By Phil Stewart
BASE CAMP DONNA, Texas (Reuters) – The number of U.S. troops at the border with Mexico may have peaked at about 5,800, the U.S. commander of the mission told Reuters, noting he would start looking next week at whether to begin sending forces home or perhaps shifting some to new border positions.
The outlook by Lieutenant General Jeffrey Buchanan, while not definitive, suggests that the high-profile military mission could soon achieve its goal of helping harden the border ahead of the expected arrival of caravans of Central American migrants in the coming weeks.
The deployment, which critics have called a pre-election political stunt by President Donald Trump, was initially expected to reach more than 7,000 forces, acting in support of U.S. Customs and Border Protection (CBP).
U.S. Defense Secretary Jim Mattis authorized the mission through Dec. 15 and while Buchanan did not rule out an extension, he did not think one appeared likely at this point, based on the current set of tasks assigned to the military.
“It is a hard date. And we have no indications that CBP is going to need us to do our work for longer than that,” Buchanan said on Wednesday at Base Camp Donna in Texas, as Mattis toured the site near the Mexico border.
He acknowledged that there could be new requests, saying: “If we get an extension, we get an extension. But I’ve got no indications of that so far.”
Asked whether he thought the troop levels had peaked, Buchanan said: “I do. We might increase by a hundred here or there, but probably not.”
Trump‘s politically charged decision to send U.S. troops to the border with Mexico came ahead of U.S. congressional elections last week, as Trump sought to strengthen border security as part of a crackdown on illegal immigration.
Trump‘s supporters, including Republicans in Congress, have embraced the deployment.
But critics have said it was designed to drive Republican voters to the polls. They have scoffed at Trump‘s comparison of caravans of Central American migrants, including women and children, fleeing poverty and violence, to an “invasion.”
Mattis defended the deployment on Wednesday, saying the mission was “absolutely legal,” justified and was improving military readiness.
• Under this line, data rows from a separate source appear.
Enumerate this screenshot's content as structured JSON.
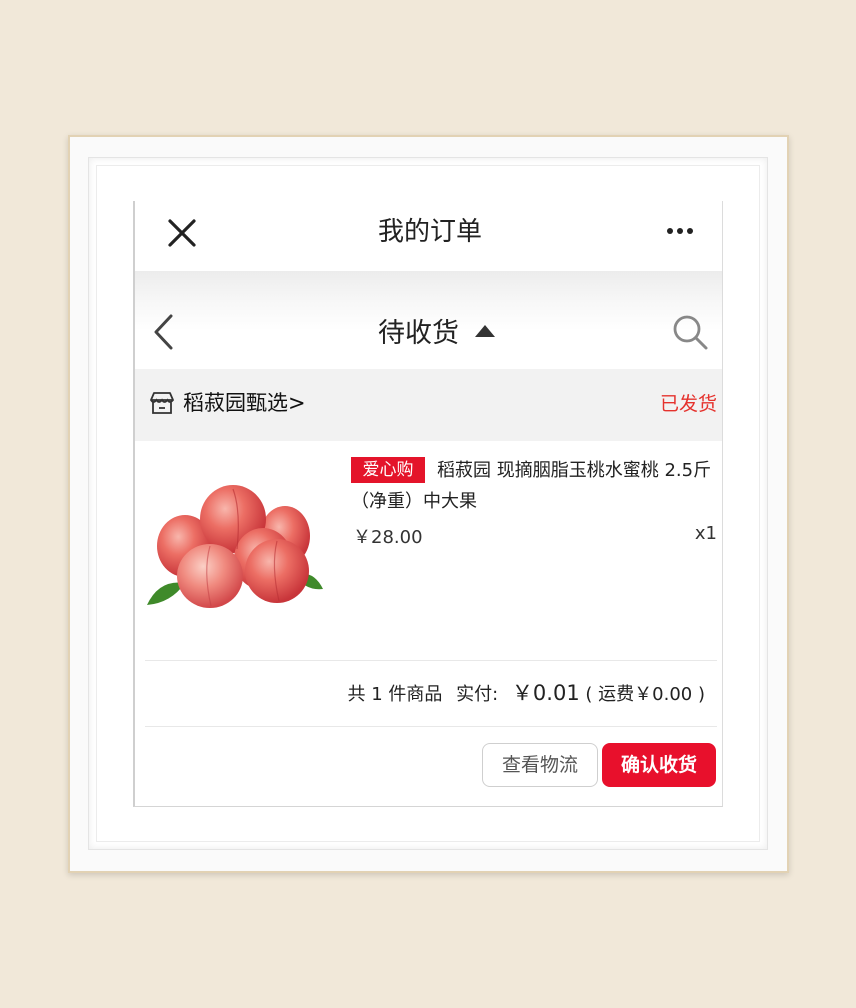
{
  "topbar": {
    "title": "我的订单",
    "close_icon": "close-icon",
    "more_icon": "more-icon"
  },
  "subbar": {
    "title": "待收货",
    "back_icon": "chevron-left-icon",
    "caret_icon": "caret-up-icon",
    "search_icon": "search-icon"
  },
  "order": {
    "store_name": "稻菽园甄选>",
    "store_icon": "store-icon",
    "status": "已发货",
    "product": {
      "tag": "爱心购",
      "title": "稻菽园 现摘胭脂玉桃水蜜桃 2.5斤（净重）中大果",
      "price": "￥28.00",
      "quantity": "x1",
      "image": "peach-image"
    },
    "summary": {
      "count_text": "共 1 件商品",
      "paid_label": "实付:",
      "paid_amount": "￥0.01",
      "shipping_text": "( 运费￥0.00 )"
    },
    "actions": {
      "logistics_label": "查看物流",
      "confirm_label": "确认收货"
    }
  },
  "colors": {
    "accent": "#e8102c",
    "status": "#e5322d",
    "page_background": "#f1e8d9"
  }
}
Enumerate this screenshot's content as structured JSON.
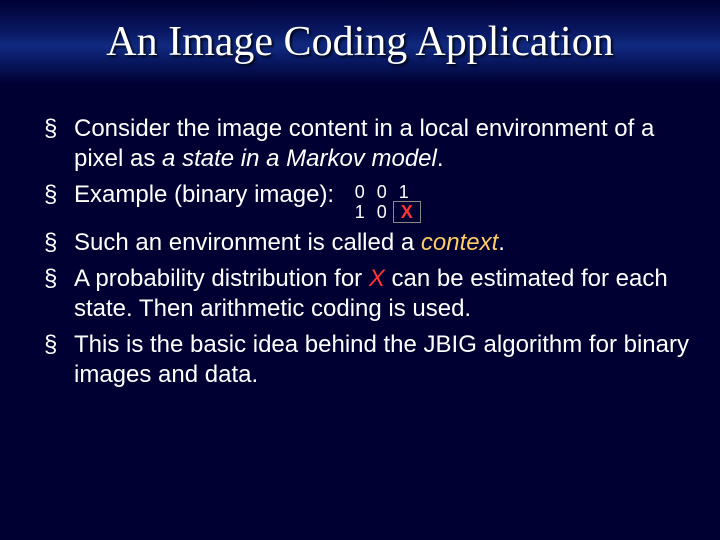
{
  "title": "An Image Coding Application",
  "bullets1": {
    "b1_a": "Consider the image content in a local environment of a pixel as ",
    "b1_b": "a state in a Markov model",
    "b1_c": ".",
    "b2_a": "Example (binary image):"
  },
  "grid": {
    "r0c0": "0",
    "r0c1": "0",
    "r0c2": "1",
    "r1c0": "1",
    "r1c1": "0",
    "r1c2": "X"
  },
  "bullets2": {
    "b3_a": "Such an environment is called a ",
    "b3_b": "context",
    "b3_c": ".",
    "b4_a": "A probability distribution for ",
    "b4_b": "X",
    "b4_c": " can be estimated for each state. Then arithmetic coding is used.",
    "b5": "This is the basic idea behind the JBIG algorithm for binary images and data."
  }
}
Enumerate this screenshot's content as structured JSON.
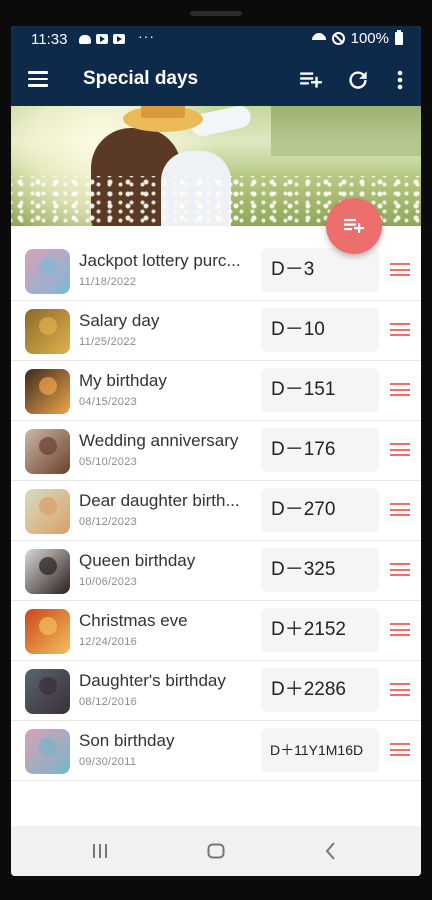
{
  "status_bar": {
    "time": "11:33",
    "dots": "···",
    "battery": "100%"
  },
  "app_bar": {
    "title": "Special days",
    "icons": [
      "menu-icon",
      "playlist-add-icon",
      "refresh-icon",
      "more-vert-icon"
    ]
  },
  "colors": {
    "app_bar": "#0e2a4a",
    "accent": "#ec6f6d",
    "dday_bg": "#f5f5f5"
  },
  "events": [
    {
      "name": "Jackpot lottery purc...",
      "date": "11/18/2022",
      "dday": "D－3",
      "thumb": "party"
    },
    {
      "name": "Salary day",
      "date": "11/25/2022",
      "dday": "D－10",
      "thumb": "coins"
    },
    {
      "name": "My birthday",
      "date": "04/15/2023",
      "dday": "D－151",
      "thumb": "street"
    },
    {
      "name": "Wedding anniversary",
      "date": "05/10/2023",
      "dday": "D－176",
      "thumb": "woman"
    },
    {
      "name": "Dear daughter birth...",
      "date": "08/12/2023",
      "dday": "D－270",
      "thumb": "girl"
    },
    {
      "name": "Queen birthday",
      "date": "10/06/2023",
      "dday": "D－325",
      "thumb": "portrait"
    },
    {
      "name": "Christmas eve",
      "date": "12/24/2016",
      "dday": "D＋2152",
      "thumb": "cake"
    },
    {
      "name": "Daughter's birthday",
      "date": "08/12/2016",
      "dday": "D＋2286",
      "thumb": "outdoor"
    },
    {
      "name": "Son birthday",
      "date": "09/30/2011",
      "dday": "D＋11Y1M16D",
      "thumb": "party2"
    }
  ]
}
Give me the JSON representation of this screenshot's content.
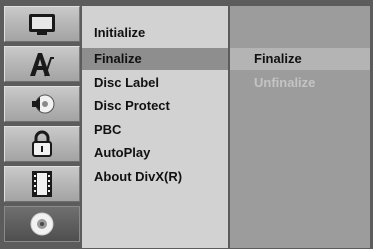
{
  "sidebar": {
    "icons": [
      {
        "name": "tv-icon"
      },
      {
        "name": "language-icon"
      },
      {
        "name": "audio-icon"
      },
      {
        "name": "lock-icon"
      },
      {
        "name": "film-icon"
      },
      {
        "name": "disc-icon",
        "active": true
      }
    ]
  },
  "menu": {
    "items": [
      {
        "label": "Initialize"
      },
      {
        "label": "Finalize",
        "selected": true
      },
      {
        "label": "Disc Label"
      },
      {
        "label": "Disc Protect"
      },
      {
        "label": "PBC"
      },
      {
        "label": "AutoPlay"
      },
      {
        "label": "About DivX(R)"
      }
    ]
  },
  "submenu": {
    "items": [
      {
        "label": "Finalize",
        "selected": true
      },
      {
        "label": "Unfinalize",
        "disabled": true
      }
    ]
  },
  "colors": {
    "background": "#5c5c5c",
    "menu_bg": "#d2d2d2",
    "menu_highlight": "#8e8e8e",
    "submenu_bg": "#9c9c9c",
    "submenu_highlight": "#b4b4b4",
    "disabled_text": "#c4c4c4"
  }
}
Buchanan also said his mission guidelines were clear – to support CBP personnel. He said his work was apolitical.
“I’m not being directed to do anything unnatural from above me,” said Buchanan, who is commander of U.S. Army North.
The Pentagon says there are no plans for U.S. forces to interact with migrants and instead have been carrying out support tasks for CBP, like stringing up concertina wire and building temporary housing for themselves and CBP personnel.
In recent days, up to 1,000 migrants linked to the caravans have arrived in the Mexican border city of Tijuana, with a similar number expected to arrive in the next day or so. Thousands more could arrive in border towns over the coming days as the bulk of the caravans arrive.
Buchanan estimated that about 5,800 troops were deployed in total, with about 1,500 in California, 1,500 in Arizona and 2,800 in Texas. Buchanan acknowledged he might shift forces east or west along the border if needed.
Mattis told reporters earlier on Wednesday that U.S. soldiers were making rapid progress erecting barriers along the border and estimated the first, construction phase of the U.S. military effort could be completed within 10 days.
Buchanan suggested troops would go home once they had fulfilled requests by CBP.
“At some point in time, I’m not going to keep troops here just to keep them here. When the work is done, we’re going to start downsizing some capability,” Buchanan said.
Buchanan would need to make any recommendations on redeployment of troops to General Terrence O’Shaughnessy, the head of U.S. Northern Command. O’Shaughnessy would then report to Mattis.
He suggested a recommendation could be made in the near future.
“I’m looking as early as next week to start thinking through rightsizing, if we need to change. Or do I need to shift (troops elsewhere on the border),” Buchanan said, without predicting when changes might occur.
(Reporting by Phil Stewart; Editing by Mary Milliken and Peter Cooney)